I had another Saturday jam-packed with errands, laundry, cleaning and grocery shopping vaguely planned in my weekend-fogged brain when I got a call from my friend Paul wanting to get out into the gorgeous day. What a great idea! We agreed on Roosevelt Island, which is about a 15 minute walk from my home, and which I am normally kayaking around.
It is an 88 acre island in the Potomac between Key and Roosevelt bridges. In the 1930’s the Civilian Conservation Corps turned it into a memorial to Theodore Roosevelt, our 26th president and a complex and varied character, known for his foreign policy, corporate reform, and conservation of wild lands. People who only know about his foreign policy should dip into his writing on wilderness preservation and trust busting, which are radical in today’s terms.

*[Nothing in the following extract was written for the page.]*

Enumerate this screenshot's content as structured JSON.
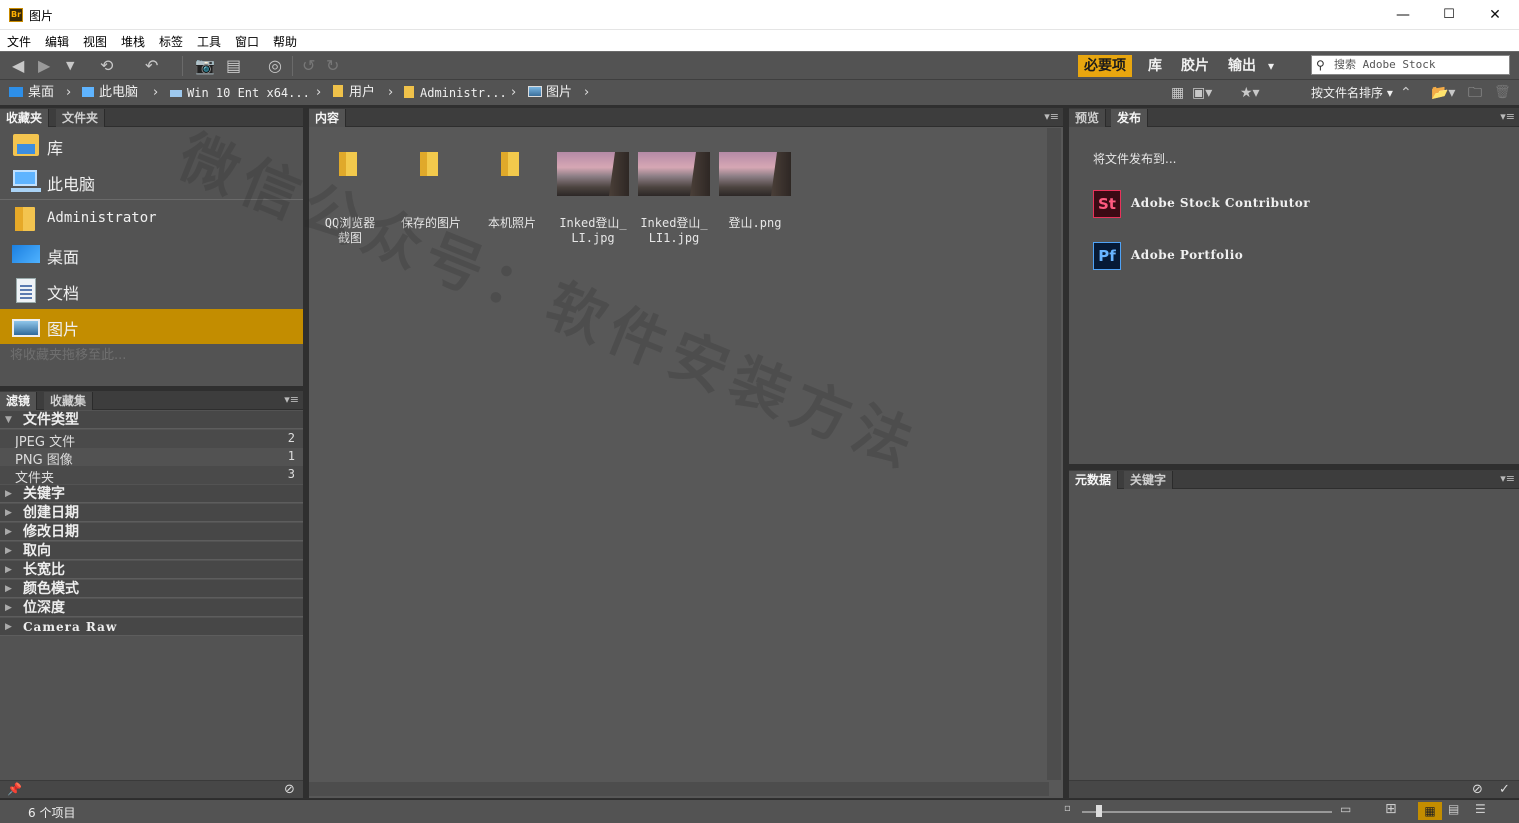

The island has miles of walking paths through upland forest and marsh. Paul and I circumnavigated it, fellow gardeners noticing native and non-native plants, as well as bird life. This is a varied hardwood forest, with different kinds of oak, tulip poplar, walnut, hickory, and probably some ash. On our way to the marsh, we saw this fallen tree.
I offered to give it some scale. Huge.
Because the waters of the marsh are tidal and rise and fall with the level of the river, there are raised walks.
This place is also duck heaven.
We noticed a lot of cat tails and other marsh plants.
Even in dappled woodland light, you’re never far from the city, which is what makes this such a lovely quick respite and a miracle of preservation.
On our way to the central part of the island where the memorial is, I spotted this wild ginger. It looked like a nice little colony.
The memorial has a statue of TR, and in the warm months, has working fountains and a man made moat, over which small bridges lead out to the rest of the paths.
It also has quotes from Roosevelt’s speeches and writings. Not among them is “I can run the country or I can watch Alice. I can’t do both.”
On the bridge off the island, while I was gaping around at the water, Paul said, “That guy’s proposing.” We and a dozen other people stopped to give them space. I didn’t capture the down-on-one-knee actual proposal, but here is the aftermath. Best wishes, you two!
I hope they have many happy returns to enjoy each other and the beautiful views.